## TASK PROMPT
From the following material, say how many lines have "places" in them; write only the number.
..........
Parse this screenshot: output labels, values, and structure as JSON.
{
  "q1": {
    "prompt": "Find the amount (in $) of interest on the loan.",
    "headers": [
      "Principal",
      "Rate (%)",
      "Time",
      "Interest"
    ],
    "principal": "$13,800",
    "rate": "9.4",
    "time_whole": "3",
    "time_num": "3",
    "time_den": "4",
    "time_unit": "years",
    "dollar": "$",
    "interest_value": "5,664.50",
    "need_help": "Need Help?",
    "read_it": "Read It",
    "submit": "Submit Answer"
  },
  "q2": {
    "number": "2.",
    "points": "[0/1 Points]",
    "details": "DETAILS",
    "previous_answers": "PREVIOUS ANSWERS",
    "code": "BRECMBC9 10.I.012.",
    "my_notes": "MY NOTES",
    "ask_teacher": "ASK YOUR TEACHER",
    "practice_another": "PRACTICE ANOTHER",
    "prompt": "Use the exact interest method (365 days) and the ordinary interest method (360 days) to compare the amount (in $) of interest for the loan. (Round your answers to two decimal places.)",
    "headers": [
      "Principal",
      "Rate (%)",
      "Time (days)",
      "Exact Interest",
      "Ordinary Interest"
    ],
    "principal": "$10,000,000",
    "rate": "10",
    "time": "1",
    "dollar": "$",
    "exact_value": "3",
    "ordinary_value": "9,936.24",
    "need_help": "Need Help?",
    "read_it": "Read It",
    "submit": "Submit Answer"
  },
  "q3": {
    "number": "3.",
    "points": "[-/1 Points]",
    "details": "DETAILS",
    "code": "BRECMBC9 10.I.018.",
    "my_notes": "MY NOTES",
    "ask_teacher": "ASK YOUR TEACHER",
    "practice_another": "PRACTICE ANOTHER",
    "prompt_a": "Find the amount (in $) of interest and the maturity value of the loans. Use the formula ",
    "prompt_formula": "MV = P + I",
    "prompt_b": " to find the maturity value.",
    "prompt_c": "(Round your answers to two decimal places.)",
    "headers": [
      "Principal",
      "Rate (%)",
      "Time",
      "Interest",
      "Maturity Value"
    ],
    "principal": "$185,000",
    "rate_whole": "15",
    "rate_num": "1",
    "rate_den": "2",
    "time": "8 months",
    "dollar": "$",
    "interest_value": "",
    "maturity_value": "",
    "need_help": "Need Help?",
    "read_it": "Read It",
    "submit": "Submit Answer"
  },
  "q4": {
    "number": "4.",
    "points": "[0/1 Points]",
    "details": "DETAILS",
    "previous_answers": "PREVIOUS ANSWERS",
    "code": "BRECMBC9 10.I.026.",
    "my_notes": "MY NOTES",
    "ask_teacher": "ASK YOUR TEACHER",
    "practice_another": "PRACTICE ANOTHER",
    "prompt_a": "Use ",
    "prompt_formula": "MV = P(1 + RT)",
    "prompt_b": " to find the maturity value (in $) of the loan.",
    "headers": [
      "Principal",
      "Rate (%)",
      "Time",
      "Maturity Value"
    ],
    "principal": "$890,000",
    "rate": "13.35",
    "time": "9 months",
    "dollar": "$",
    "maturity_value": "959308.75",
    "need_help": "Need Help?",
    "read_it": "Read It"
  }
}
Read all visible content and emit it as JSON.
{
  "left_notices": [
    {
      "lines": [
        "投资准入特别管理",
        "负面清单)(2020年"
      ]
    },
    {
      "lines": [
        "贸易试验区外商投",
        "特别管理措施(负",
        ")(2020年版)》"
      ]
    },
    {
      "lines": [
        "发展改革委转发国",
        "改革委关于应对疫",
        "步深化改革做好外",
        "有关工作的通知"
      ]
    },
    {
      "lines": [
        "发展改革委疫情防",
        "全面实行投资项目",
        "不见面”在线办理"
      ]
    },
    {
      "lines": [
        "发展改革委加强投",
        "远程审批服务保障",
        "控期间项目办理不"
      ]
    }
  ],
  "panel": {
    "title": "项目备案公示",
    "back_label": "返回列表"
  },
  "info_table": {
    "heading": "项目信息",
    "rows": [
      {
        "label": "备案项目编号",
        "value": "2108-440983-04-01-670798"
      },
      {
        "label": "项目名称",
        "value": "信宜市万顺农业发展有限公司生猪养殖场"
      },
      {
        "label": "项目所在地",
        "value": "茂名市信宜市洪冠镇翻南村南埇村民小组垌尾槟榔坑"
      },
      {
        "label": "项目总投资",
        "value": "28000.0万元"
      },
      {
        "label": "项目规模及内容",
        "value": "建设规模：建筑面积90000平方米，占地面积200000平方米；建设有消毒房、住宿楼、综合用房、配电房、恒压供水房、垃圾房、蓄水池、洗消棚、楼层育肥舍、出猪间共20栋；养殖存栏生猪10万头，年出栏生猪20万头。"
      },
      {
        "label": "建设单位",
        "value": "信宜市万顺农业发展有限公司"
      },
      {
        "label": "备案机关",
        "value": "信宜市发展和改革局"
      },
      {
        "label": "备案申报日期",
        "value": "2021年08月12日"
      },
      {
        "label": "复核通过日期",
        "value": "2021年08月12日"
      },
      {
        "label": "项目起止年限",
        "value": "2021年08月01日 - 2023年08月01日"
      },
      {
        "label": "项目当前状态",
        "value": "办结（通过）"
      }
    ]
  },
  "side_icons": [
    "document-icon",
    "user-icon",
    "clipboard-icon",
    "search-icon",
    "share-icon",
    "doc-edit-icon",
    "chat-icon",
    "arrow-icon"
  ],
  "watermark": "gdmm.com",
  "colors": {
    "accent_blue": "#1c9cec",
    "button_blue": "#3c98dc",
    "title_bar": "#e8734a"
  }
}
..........
## ANSWER AREA
2